Hip-hop commemorates 45 years

AUTODIDACT 17 | 9/6/2018, 5:25 p.m.
Although November is recognized as “Hip-Hop History Month” by many of the pioneers who laid the foundation for the Bronx-bred ...
Kool DJ Herc Contributed

Although November is recognized as “Hip-Hop History Month” by many of the pioneers who laid the foundation for the Bronx-bred culture in November 1973, several months earlier, an 18-year-old Jamaican-born DJ was already hosting parties in the West Bronx. His record collection and sound system was so astounding that no other DJs could compete.

As history has it, on the afternoon of Aug. 11, 1973, Cindy Campbell threw a back-to-school party at the recreation center in her building, 1520 Sedgwick Ave., as summer was winding down. Her brother Kool DJ Herc provided the music for the people to groove to.

“We gave a party and charged 25 cents to come in and made $300,” Herc recalled.

Sometimes he’d spin just the hyped instrumental portions of records (breaks), at times continuing the momentum of the music by switching two copies of the same records back and forth on separate turntables. By doing so he’d prolong the same segment of beats without interruption, and unknown to the crowd.

He said, “I used to hear the gripes from the audience on the dance floor, even myself, ‘cause I used to be a [break dancer]. ‘Why didn’t the guy let the music play out?’ or ‘Why cut it off there?’ So with that, me gathering all this information around me, I say, ‘I think I could do that.’ So I started playing from a dance floor perspective. I always kept up the attitude that I’m not playing it for myself. It’s for the people out there.”

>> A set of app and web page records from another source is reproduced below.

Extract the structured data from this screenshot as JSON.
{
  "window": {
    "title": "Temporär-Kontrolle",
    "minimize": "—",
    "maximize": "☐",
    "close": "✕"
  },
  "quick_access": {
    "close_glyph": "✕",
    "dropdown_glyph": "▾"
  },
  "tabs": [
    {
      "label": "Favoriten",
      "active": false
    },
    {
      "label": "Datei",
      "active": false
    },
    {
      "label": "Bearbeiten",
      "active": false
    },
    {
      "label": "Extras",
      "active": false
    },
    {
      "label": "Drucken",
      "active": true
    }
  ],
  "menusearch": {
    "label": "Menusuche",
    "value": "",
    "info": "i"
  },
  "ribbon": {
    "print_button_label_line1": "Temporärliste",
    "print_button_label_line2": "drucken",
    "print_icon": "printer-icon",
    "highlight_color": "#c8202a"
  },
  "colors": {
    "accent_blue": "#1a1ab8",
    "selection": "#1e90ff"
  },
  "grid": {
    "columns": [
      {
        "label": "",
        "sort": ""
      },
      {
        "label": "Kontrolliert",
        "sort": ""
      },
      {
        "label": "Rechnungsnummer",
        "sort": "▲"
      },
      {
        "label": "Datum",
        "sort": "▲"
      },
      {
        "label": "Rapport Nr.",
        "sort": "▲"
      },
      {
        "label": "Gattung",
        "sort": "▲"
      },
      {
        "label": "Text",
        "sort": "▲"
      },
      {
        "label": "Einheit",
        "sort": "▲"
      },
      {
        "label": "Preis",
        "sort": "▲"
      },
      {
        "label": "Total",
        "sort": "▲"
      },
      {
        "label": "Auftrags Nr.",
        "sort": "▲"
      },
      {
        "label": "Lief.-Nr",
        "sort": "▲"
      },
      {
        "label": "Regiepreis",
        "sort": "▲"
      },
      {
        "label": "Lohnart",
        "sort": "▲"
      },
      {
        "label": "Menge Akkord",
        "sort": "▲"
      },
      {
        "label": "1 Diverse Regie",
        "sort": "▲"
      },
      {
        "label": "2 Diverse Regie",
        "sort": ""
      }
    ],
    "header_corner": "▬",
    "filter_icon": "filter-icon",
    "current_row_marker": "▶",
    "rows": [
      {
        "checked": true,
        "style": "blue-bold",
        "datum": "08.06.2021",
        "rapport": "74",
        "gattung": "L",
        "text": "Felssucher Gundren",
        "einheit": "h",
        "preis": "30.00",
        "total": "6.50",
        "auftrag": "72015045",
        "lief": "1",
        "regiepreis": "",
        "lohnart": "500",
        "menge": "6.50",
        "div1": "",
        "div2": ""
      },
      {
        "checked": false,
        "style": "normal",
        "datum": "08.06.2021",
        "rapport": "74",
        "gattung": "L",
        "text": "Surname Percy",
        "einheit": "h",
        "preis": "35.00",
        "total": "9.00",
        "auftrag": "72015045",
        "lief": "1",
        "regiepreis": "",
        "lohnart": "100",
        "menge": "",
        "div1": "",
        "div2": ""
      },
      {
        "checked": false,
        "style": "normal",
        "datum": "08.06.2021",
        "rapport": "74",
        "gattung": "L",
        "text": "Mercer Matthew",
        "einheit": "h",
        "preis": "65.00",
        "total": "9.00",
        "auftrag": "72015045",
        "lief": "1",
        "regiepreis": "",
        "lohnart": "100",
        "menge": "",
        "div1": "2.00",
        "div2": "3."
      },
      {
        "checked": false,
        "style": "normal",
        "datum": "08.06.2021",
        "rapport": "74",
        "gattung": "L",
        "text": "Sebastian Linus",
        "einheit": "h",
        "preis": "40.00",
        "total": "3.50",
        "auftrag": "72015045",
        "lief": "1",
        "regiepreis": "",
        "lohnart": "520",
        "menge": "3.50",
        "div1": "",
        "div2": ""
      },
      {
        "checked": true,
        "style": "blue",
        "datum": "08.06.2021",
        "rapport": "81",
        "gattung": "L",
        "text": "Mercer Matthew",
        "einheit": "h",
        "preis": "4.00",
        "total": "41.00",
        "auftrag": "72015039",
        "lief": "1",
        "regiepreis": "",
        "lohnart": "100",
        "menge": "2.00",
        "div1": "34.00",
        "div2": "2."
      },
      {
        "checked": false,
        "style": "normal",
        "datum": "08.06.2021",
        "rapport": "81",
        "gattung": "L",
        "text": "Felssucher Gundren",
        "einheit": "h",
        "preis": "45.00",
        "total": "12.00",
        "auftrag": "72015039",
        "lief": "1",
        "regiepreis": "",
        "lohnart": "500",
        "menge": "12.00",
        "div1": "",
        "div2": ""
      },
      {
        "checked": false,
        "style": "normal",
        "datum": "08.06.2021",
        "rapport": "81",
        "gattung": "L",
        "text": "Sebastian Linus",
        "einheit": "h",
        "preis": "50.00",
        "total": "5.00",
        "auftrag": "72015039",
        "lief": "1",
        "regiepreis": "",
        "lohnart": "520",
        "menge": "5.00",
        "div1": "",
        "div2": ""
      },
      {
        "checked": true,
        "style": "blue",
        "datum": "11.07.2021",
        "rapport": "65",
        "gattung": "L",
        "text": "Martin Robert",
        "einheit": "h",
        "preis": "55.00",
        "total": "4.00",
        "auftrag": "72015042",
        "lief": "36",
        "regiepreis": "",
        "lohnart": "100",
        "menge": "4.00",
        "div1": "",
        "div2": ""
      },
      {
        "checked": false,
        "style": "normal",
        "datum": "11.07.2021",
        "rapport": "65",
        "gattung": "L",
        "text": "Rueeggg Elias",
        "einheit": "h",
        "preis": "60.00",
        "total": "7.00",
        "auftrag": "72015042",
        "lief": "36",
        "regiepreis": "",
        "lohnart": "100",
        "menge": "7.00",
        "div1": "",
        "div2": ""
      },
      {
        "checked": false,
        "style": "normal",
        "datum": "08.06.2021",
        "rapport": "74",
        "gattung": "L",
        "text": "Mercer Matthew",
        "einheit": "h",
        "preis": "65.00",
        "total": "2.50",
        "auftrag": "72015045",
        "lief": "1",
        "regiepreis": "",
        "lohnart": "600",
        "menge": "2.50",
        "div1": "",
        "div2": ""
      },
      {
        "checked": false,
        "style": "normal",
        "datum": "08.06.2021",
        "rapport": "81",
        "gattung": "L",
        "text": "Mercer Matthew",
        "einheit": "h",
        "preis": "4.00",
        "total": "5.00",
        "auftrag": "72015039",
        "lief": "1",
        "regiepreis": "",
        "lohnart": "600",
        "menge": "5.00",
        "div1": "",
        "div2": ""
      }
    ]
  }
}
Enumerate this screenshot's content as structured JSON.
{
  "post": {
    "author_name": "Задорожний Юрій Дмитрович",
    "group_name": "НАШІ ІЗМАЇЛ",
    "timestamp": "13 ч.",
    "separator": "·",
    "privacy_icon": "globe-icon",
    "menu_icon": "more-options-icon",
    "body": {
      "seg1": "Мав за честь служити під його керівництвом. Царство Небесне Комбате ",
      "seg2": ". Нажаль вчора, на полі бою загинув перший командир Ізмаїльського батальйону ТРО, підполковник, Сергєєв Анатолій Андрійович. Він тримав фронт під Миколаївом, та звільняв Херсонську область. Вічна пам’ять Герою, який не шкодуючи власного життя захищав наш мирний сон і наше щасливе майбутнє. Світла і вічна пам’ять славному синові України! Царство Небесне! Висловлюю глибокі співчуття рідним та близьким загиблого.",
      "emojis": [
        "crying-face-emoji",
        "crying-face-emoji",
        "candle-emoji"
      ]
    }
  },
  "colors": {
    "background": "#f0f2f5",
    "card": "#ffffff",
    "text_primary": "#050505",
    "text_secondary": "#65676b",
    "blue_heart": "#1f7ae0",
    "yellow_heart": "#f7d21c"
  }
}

While doing so, his master of ceremonies—Coke La Rock—hyped the crowd, urging them to socialize, while rhythmically shouting out partygoers’ names to the beats. He would become known as hip-hop’s first MC. Later, along with Timmy Tim, Grand Imperial Jay Cee and the original DJ Clarke Kent, they became the Herculoids.

It was an all-inclusive family function, with Campbell’s father providing juices and sodas from a local carry-out and their mother cooking up mounds of food.

“Kool DJ Herc is the official DJ that bridges the gap between the disco DJs and the hip-hop culture DJs,” noted Paradise Gray the Architect. “There are other people who deserve credit, too —Grandmaster Flowers, the Disco Twins and Infinity Machine, Disco King Mario, Pete DJ Jones, DJ Smoke.”

Herc spun records that had an undeniable hard edge and were therefore rarely heard on radio, yet motivated people to hit the dance floor.

It was a very entertaining day, with several hundred locals attending. Word soon spread and Herc’s parties were functions where even notorious gangs knew not to cause any conflicts.

As hip-hop’s popularity spread, it incorporated tangible education and encouraged inner-city youths to unite for a common cause, instead of fighting and killing one another. Eventually, the numerous gangs in the Bronx began uniting and eventually dying out.

Before the current crop of cookie-cutter rappers came about, there was “Hip-Hop’s Golden Era” (mid-1980s to mid-1990s), when artists prided themselves on being as unique as possible, and many projected positive messages in their art to uplift the Black community.

They, in turn, were sparked by “Hip-Hop’s True Skool Era,” which consisted primarily of Bronx teenagers from the middle to late 1970s, looking to escape the chaos in the concrete jungle and were giving back to their communities.

Paradise concludes, “Much love and credit is given to the DJs and pioneers who are mentioned, and those not mentioned. No matter how it’s told, Herc will always have his spot in that history. God bless Kool Herc, and thank you for all your contributions to hip-hop culture.”

Asante sana, Kool DJ Herc, Cindy Campbell, Coke La Rock and all the true pioneers.